Milwaukee: “My calendar is as full as it’s ever been. It feels great!” Margaret told us on a recent coaching session. “That snowball effect you mentioned really helped me think differently about my day-to-day activities”. Margaret (LOS 6 months) was referring to a conversation we had a while back when she confessed to “going through the motions” when on social outings.
Why is this important? We find that focusing on one clear objective, increasing the face time you have with the right people, leads to more contacts, more prospects, and more new business. Our first objective with any new coaching client is to get them out of the office more regularly. For this to happen, it helps to think in terms of “snowballing” your marketing calendar. This means…
Each affluent encounter should lead to 1-3 additional encounters.
If you’re truly going into each encounter (board meeting, social function, client social interaction, etc.) with clear focus on building your calendar, we’ve found that it’s entirely within your reach to orchestrate 1-3 additional lunches, social functions, exercise meet-ups, etc. Perhaps it’s better to share by example:
· You’re on a family vacation and your new sister-in- law is talking about a group of colleagues that goes to wine night each Wednesday. You simply ask if you can join them.
· You’re playing golf with a CPA you know, one of his colleagues and one of his friends. Set up another round of golf and a lunch meeting with his colleague, the other CPA.
· You’re at a church picnic and you meet two new families with similar aged kids as your children. Suggest a BBQ at your house, kids inclusive, in the near future. Collect contact information and begin to organize the outing. (Not only will they attend, they’re likely to reciprocate.)
· You’re at your son’s soccer game and find out a parent is also into cycling. Discuss cycling and then invite him to join your next group ride and/or ask if you can join his next group ride.
· You’re at the neighborhood pool and talking with a client. You discuss organizing a group for a poolside cookout next Friday and ask if they’d like to help.

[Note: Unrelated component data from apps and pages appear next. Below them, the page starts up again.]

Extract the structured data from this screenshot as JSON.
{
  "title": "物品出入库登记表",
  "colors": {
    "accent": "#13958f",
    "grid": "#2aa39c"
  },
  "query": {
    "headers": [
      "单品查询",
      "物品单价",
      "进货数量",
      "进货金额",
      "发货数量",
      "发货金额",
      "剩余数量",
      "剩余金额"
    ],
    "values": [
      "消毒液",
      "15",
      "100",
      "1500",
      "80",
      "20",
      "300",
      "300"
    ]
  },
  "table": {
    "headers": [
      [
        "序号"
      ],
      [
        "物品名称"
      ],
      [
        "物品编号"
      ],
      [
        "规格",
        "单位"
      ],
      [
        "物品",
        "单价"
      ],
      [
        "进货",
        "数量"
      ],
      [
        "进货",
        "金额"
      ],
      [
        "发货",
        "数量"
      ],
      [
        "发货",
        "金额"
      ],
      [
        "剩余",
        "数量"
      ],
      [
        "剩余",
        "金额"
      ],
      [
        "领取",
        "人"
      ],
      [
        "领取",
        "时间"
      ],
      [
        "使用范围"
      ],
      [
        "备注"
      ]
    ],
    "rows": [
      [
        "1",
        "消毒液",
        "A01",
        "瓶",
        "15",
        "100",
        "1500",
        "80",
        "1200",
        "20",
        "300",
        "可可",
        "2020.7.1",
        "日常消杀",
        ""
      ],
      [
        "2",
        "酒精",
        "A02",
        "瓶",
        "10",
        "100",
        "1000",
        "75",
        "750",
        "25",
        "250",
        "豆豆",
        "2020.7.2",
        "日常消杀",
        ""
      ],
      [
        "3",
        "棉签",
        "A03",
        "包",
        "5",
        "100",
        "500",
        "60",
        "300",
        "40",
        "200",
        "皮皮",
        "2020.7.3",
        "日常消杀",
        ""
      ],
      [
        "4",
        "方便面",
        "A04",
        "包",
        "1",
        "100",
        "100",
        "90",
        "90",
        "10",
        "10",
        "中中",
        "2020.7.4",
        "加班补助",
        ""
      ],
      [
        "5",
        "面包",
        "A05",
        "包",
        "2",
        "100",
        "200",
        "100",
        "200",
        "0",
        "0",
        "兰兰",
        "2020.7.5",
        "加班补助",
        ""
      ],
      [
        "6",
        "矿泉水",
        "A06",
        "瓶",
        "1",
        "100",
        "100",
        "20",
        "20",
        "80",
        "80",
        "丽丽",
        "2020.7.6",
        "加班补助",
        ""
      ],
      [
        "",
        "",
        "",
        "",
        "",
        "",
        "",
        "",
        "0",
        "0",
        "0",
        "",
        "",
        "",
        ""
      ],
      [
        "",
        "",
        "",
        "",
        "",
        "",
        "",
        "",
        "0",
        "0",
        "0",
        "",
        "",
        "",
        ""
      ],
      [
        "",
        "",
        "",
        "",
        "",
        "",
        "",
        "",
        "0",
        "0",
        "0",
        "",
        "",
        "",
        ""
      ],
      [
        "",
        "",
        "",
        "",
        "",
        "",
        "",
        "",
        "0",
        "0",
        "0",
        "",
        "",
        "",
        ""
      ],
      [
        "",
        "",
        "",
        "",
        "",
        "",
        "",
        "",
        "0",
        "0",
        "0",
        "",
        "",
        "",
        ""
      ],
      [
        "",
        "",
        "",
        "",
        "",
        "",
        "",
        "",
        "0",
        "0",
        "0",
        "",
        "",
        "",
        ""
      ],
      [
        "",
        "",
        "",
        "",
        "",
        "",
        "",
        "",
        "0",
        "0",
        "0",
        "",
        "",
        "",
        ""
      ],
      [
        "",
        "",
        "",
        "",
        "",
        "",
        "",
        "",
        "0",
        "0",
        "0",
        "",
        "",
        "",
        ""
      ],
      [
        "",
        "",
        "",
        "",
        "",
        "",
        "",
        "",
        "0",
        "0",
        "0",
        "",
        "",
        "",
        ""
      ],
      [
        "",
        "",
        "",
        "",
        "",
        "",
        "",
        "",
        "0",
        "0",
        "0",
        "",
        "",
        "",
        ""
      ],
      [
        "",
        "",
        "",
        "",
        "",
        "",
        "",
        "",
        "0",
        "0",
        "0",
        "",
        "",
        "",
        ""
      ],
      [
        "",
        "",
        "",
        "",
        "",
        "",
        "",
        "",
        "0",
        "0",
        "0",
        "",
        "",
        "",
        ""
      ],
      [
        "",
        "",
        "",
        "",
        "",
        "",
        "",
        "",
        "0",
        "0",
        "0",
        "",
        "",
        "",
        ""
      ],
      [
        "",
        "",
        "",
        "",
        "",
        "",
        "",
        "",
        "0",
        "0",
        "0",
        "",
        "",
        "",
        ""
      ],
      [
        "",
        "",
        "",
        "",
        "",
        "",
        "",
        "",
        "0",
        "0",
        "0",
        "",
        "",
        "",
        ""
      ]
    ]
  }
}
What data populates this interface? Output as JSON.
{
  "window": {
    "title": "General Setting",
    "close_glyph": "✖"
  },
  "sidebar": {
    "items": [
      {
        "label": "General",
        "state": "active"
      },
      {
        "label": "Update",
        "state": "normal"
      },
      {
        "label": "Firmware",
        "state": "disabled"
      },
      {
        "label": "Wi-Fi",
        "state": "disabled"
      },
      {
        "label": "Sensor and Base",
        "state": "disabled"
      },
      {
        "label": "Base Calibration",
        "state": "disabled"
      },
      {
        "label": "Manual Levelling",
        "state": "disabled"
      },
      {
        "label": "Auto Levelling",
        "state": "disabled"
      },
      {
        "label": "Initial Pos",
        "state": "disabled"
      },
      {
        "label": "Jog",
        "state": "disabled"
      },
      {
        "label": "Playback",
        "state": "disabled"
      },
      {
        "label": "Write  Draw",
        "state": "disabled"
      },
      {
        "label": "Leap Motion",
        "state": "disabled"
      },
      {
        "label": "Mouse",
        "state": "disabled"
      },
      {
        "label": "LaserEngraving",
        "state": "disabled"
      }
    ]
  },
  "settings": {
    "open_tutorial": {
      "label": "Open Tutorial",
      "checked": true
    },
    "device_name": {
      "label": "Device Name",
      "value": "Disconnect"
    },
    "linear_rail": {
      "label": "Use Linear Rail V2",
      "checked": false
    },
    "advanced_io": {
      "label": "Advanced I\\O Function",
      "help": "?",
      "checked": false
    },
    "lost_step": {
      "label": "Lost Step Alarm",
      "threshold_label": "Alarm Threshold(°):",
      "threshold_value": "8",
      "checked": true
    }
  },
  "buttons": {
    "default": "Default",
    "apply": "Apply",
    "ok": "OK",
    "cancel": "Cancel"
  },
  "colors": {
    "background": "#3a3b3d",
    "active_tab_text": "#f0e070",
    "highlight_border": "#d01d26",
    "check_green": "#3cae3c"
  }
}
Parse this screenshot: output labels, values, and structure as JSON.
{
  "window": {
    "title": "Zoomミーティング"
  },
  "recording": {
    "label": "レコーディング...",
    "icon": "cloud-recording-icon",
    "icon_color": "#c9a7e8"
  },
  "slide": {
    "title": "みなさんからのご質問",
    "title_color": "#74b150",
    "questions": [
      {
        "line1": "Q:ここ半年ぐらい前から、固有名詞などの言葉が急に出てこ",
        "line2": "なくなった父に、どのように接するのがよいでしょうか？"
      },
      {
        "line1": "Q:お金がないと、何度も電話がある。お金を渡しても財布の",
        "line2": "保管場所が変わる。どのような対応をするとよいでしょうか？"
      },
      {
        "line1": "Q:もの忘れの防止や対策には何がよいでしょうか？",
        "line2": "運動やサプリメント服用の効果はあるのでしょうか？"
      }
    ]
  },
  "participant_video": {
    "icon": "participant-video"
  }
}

· You see one of your neighbors at the grocery store. You invite them over for cocktails one night this weekend and use that as a springboard to invite a few other neighbors as well.
As you can see, with the proper mindset, these additional encounters appear almost natural. And they’re definitely not complicated. It’s as simple as a round of golf, cookout or lunch, but the true power of this exercise is in getting you thinking about each encounter as a real opportunity to create another encounter. Every day, every encounter! Once an advisor develops this into a habit it becomes a surefire way of keeping their calendar full.
The mindset required to develop this habit might pull some of you outside of your comfort zones. But that’s ok – activity drives the dream. Keep your dream in the forefront of your mind and remember a basic truism; you’ve got to go outside of your comfort zone to grow.
Success is a mind game and most people need help from time to time in developing success habits. The following is a quick action plan for getting started in your calendar-filling campaign.
1) Review each encounter from the past 7 days. Who did you see? Where did you go? Were there any missed opportunities? You could likely revisit these scenarios and still get some follow-up traction. (ex. If you just saw someone at the golf course that should be seen again. Call them now while you’re fresh on each other’s minds.)
2) Now pull up your calendar for the next month. If you use an online calendar, print a copy so that you can write on it.
3) Make certain that all of your appointments, social outings, lunches, etc. are on your calendar.
4) Put a star beside every interaction with someone that is a client, could be a client, or could connect you with a prospective client.
5) Beside each starred item, make note of:
a. Who you might/will see (i.e. neighbor)
b. What you know about these people (i.e. loves gardening and fishing)
c. Potential methods of follow-up (i.e. coming by to see his garden or clipping a fishing article)
You can use this simple exercise to frame the next two months of summer for increasing your face-time. Over time, this will become one of your success habits.
It’s also worth mentioning that seeing people just for the sake of seeing people isn’t worth much. There’s a skill component for capitalizing on your increased face-time. But it’s been our experience that sales skills are best acquired through experiential learning. The more you’re in social settings and on the hunt for business, the more you refine your skills. You might also want to revisit our Social Prospecting for New Advisors edition of this FastTrack newsletter.